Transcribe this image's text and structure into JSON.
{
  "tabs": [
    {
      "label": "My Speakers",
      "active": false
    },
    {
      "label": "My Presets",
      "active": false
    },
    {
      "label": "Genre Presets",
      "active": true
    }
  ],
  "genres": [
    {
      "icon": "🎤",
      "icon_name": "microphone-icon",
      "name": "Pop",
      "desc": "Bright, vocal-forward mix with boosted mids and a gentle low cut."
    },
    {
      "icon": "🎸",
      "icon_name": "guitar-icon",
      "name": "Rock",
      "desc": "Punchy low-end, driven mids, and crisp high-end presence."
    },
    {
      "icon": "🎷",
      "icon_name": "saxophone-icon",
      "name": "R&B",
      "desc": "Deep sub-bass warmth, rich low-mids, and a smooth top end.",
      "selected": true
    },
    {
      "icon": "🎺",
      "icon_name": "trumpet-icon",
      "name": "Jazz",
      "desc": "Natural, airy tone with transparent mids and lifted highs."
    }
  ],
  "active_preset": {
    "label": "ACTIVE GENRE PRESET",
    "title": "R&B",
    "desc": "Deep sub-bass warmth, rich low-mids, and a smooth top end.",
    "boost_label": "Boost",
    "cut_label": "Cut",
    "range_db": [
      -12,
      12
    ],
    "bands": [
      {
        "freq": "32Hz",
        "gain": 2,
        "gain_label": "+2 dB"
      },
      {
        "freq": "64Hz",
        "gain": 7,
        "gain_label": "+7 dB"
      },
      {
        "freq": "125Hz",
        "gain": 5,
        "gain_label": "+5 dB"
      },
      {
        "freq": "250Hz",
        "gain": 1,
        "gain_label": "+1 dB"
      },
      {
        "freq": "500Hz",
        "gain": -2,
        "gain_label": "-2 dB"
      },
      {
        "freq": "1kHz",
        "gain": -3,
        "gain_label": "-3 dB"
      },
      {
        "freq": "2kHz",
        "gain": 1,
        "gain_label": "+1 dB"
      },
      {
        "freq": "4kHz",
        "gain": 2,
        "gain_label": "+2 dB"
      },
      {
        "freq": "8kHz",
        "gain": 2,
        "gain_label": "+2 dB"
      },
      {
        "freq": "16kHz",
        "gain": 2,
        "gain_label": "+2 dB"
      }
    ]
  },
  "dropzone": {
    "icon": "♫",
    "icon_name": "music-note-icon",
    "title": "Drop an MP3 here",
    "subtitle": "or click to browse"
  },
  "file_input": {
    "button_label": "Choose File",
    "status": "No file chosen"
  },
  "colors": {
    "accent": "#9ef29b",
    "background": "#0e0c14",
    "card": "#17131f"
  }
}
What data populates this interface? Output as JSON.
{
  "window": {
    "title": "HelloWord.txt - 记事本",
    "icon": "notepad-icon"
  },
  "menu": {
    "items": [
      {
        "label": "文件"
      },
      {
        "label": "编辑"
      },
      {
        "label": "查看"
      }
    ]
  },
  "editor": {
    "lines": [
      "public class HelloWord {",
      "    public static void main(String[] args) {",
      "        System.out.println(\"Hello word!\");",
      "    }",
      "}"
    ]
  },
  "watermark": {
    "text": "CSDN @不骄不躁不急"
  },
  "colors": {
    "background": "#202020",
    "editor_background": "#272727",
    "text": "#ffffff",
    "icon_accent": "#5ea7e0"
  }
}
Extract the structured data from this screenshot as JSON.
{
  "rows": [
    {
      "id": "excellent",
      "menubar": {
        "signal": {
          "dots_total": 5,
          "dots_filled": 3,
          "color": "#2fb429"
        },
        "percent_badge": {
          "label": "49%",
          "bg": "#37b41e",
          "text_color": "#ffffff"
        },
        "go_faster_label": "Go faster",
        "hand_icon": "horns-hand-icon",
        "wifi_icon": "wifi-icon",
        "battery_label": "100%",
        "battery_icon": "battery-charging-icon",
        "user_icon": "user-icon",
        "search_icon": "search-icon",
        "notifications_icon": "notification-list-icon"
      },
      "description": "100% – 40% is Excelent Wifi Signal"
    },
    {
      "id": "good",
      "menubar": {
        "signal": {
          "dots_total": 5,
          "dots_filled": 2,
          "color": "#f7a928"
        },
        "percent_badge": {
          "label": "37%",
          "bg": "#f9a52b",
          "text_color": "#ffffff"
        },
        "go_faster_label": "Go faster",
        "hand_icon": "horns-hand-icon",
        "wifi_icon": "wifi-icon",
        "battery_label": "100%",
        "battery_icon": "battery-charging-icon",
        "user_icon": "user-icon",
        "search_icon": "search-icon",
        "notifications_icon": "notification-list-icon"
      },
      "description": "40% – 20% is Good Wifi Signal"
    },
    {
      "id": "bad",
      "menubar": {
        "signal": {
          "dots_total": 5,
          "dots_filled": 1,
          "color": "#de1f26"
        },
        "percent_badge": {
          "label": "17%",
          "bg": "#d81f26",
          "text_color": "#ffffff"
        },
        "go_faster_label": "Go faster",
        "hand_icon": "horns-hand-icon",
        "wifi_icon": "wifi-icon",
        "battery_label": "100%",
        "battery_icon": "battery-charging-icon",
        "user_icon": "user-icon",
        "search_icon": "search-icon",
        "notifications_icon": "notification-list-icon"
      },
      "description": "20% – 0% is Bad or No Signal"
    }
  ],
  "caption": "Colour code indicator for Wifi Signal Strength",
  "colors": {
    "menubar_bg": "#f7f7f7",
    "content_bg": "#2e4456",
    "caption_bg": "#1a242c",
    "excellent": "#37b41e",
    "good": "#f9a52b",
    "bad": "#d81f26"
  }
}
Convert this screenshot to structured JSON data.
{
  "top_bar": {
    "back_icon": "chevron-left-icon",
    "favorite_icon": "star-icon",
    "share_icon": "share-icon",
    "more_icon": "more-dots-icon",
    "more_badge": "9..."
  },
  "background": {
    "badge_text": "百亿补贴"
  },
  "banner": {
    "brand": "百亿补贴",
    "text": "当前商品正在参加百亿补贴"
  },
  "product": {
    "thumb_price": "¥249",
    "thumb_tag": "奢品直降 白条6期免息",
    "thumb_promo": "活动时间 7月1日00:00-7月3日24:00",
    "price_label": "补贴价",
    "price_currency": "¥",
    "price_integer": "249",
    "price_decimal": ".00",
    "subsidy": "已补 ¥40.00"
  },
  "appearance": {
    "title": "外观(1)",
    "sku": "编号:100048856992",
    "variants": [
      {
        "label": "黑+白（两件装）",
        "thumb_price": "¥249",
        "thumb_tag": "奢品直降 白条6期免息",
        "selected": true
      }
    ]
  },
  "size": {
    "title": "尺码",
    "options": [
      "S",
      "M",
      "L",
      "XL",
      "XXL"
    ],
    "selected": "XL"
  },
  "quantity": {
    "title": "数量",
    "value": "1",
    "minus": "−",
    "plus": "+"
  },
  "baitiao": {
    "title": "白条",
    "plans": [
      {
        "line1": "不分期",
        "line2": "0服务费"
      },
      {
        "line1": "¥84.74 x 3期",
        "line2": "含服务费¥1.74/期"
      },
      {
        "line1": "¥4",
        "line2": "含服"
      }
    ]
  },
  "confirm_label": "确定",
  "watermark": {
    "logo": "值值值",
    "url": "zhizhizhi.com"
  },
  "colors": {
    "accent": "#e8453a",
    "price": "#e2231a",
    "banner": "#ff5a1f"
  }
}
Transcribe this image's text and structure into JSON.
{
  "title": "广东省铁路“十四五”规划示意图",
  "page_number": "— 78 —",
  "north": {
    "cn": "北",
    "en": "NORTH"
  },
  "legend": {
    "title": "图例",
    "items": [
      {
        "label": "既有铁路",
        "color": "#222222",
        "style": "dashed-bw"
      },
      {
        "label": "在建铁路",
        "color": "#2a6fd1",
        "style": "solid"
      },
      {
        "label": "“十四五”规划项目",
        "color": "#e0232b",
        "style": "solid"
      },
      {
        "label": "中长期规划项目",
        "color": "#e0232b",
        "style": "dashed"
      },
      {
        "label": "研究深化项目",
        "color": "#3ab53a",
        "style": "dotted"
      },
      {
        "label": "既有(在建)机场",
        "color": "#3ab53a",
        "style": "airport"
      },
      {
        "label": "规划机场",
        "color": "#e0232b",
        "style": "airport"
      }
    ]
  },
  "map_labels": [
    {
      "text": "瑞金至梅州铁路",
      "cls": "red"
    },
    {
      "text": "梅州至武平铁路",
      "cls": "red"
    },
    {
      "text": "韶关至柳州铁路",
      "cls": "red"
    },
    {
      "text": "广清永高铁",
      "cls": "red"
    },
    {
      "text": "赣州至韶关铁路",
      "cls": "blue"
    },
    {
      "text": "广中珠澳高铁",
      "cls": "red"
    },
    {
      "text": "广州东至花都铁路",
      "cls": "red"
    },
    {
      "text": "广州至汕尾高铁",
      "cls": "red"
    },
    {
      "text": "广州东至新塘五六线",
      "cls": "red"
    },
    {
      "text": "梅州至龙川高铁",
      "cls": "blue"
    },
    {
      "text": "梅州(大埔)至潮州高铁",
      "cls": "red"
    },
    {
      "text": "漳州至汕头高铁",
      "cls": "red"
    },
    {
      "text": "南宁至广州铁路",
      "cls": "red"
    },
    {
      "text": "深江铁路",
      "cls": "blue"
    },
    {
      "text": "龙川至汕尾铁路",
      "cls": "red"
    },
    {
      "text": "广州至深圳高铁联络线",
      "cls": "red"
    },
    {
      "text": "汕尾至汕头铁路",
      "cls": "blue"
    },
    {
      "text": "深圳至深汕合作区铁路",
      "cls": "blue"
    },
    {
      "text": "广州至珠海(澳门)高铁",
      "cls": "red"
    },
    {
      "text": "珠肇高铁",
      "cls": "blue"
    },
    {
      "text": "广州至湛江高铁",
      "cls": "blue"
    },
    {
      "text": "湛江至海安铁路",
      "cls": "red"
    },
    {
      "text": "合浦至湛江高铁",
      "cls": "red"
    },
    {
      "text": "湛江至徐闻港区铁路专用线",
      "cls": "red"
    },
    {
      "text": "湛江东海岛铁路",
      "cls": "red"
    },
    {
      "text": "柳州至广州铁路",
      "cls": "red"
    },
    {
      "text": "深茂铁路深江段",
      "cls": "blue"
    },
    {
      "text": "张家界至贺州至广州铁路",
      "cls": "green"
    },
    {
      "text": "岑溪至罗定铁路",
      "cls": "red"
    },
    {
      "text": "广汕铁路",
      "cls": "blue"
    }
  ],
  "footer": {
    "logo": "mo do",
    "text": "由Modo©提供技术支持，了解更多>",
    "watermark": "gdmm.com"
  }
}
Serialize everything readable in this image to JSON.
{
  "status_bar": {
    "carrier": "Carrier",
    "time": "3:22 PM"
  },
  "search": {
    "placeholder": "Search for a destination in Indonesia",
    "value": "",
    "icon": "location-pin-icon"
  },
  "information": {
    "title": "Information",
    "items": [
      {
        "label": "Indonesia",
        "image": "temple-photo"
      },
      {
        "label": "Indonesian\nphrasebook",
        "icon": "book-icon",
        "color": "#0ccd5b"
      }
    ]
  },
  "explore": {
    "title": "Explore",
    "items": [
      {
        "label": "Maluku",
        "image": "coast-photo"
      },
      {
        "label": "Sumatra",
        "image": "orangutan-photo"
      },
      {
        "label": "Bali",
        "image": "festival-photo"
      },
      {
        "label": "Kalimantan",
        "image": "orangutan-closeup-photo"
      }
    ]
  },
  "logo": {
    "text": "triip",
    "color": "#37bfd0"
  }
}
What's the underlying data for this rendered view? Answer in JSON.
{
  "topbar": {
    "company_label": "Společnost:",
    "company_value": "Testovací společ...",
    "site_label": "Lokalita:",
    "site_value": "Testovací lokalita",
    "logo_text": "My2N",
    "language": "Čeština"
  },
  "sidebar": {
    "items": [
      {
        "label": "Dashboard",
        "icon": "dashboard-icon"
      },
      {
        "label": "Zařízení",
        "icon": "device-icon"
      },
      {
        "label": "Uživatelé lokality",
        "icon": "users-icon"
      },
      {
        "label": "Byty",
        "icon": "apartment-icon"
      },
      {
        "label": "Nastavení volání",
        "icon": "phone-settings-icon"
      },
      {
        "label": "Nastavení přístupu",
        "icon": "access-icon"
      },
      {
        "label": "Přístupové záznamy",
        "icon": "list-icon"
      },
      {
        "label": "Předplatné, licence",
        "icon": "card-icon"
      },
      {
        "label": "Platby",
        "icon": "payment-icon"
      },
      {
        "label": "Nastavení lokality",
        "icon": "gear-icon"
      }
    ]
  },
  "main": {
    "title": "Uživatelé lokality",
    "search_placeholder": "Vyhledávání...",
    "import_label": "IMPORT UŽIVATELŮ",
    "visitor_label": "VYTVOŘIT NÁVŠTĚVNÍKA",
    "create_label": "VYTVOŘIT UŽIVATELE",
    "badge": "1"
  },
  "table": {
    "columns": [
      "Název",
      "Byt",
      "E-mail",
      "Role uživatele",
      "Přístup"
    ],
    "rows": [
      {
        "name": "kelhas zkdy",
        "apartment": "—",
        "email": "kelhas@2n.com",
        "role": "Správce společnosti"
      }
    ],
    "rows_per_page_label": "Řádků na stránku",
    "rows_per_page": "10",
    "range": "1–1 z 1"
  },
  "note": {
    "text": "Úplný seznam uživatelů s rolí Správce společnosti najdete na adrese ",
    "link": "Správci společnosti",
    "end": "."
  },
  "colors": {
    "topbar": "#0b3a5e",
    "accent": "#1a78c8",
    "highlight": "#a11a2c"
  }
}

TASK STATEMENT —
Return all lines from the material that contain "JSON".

ANSWER AREA —
Transcribe this image's text and structure into JSON.
What data populates this interface? Output as JSON.
Extract the structured data from this screenshot as JSON.
Convert this screenshot to structured JSON data.
Transcribe this image's text and structure into JSON.
Serialize everything readable in this image to JSON.
What's the underlying data for this rendered view? Answer in JSON.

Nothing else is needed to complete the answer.